▶ WHAT THIS TASK INVOLVES:
For the listing below, work out how many lines hold the word "York" and give that number by itself.
____
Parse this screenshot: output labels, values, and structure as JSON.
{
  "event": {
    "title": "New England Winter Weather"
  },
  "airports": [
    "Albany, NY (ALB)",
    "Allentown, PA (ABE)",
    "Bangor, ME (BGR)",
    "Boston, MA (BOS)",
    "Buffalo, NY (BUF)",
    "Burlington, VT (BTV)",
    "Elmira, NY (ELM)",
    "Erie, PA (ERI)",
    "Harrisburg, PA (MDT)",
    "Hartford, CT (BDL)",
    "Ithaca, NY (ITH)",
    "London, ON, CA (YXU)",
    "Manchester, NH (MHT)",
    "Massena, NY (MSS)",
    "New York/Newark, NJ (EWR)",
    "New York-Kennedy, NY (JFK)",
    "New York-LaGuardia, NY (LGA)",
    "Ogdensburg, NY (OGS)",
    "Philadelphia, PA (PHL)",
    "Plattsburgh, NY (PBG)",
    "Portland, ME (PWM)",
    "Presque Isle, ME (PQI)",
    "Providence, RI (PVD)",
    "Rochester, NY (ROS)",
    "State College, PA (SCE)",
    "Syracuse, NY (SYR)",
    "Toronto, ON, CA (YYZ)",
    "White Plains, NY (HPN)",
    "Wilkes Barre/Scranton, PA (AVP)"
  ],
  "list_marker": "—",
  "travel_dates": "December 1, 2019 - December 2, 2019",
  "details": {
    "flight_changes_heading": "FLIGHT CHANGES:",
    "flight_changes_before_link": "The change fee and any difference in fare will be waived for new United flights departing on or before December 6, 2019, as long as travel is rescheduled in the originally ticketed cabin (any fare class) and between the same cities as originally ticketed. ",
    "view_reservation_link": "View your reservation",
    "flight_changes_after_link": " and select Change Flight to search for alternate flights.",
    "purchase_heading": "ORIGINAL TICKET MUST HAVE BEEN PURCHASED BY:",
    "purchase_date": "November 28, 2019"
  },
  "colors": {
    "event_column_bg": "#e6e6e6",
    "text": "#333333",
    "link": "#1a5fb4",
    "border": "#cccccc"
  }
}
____
▶ RESULT OF THE EXERCISE:
3